NEW YORK—Officials with Trust Hospitality aren’t painting themselves into a corner when it comes to looking for opportunities for growth.
The company is looking across a wide array of geographies and segments in growing its management platform, said Chairman and CEO Richard Millard.
He said the company is enjoying a period of growth, with the recent opening of the independent Stella Hotel in College Station, Texas, and more openings planned in Florida, New York and Canada. In 2018, the company is planning significant growth in the Caribbean with properties in Trinidad, Haiti, Antigua and the Dominican Republic.
In an interview with Hotel News Now at the NYU International Hospitality Industry Investment Conference, Millard pointed to Trust’s resistance to some industry trends as one reason why the company has enjoyed success over its 25 years of existence and why executives have been able to carve their own path in terms of operations.
“We’re not believers in a lot of the hotel myths out there,” Millard said. “We don’t think all the baby boomers are dying. They’re still alive, so we’re not just marketing to millennials. We believe more in the millennial state of mind, but that doesn’t have to do with how old you are.”
Unique branded properties
While the company’s portfolio exists largely in the boutique space, with both independent and soft-branded properties, officials said they’re also open to more traditional branded properties when the deal makes sense.
One such property in the works is a new Tru by Hilton in Orlando, Florida, which Millard said differs greatly from the Tru protoype in terms of size. That property will have 290 rooms and will be located near the city’s convention center.
“We think it will be quite interesting,” he said. “I think the brand is very interesting, especially from a cost standpoint. It’s a 21st century hotel, I think.”

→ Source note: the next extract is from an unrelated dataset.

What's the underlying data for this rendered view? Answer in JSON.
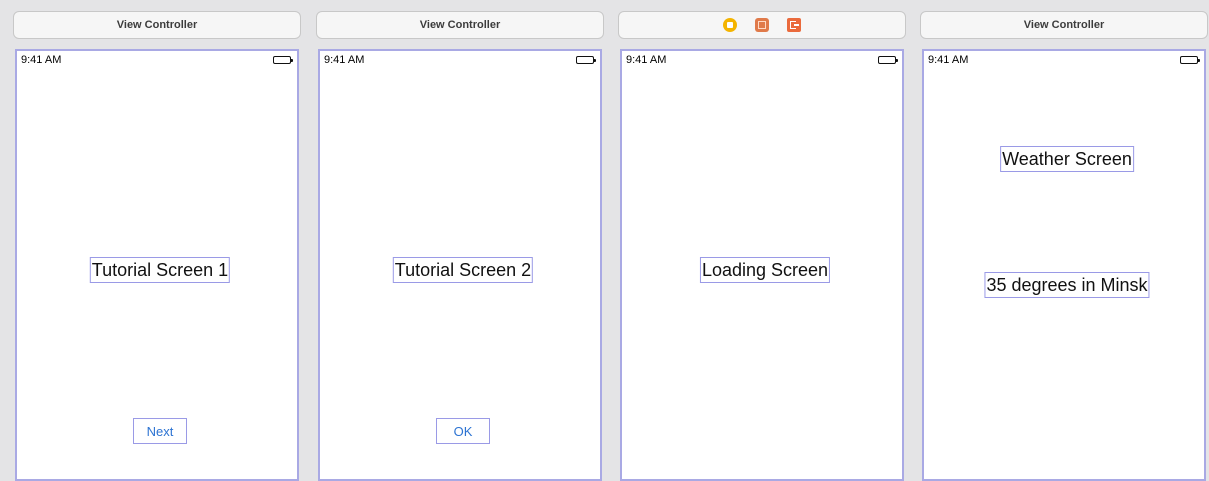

Another Florida property in the works is an Even Hotel near the airport in Miami, which Millard said falls in line with his company’s focus on wellness.
Regions for growth
Michael Register, partner and VP of development, said Trust has identified South America as a region that has potential for great growth, but the current political climate—both in the U.S. and the various countries of South America—and the current strength of the U.S. dollar aren’t helping matters.
“It’s tough in the sense because they’re different markets, and it’s a different culture,” he said. “The way they perceive professional services is different than the United States once you get further south than Mexico. They put less emphasis on professional services and their value.”
The company currently has a presence across the Americas.
Register said one thing that hinders the growth of any third-party manager in South America is an overall lack of liquidity.
“There’s not a lot of trading of assets,” he said. “You’ve got a lot of wealth concentration in these countries, and if you have someone trying to buy hotels, you ask (current owners) ‘Would you want to sell your hotel?’ and they say, ‘What would I do with the money?’”
Without those transactions, it’s harder for an outside operator to find deals.
“When there’s change in the market, there’s opportunity,” he said. “It’s kind of a static market. Then you throw on top of that some of them have pretty serious political situations. Brazil, for example, is going through tremendous political turmoil.”
Even with all those headwinds, Trust is better poised to succeed in the region than some other hotel operators, Register said.
“We’re a privately owned company, and we’re not under pressure to make earnings on a quarter-by-quarter basis, and we look at it as a long-term play,” he said. “All those things I said are true, but it makes the barriers to entry higher. We’re already there operating, so we have a competitive advantage over anyone else who may want to enter the market.”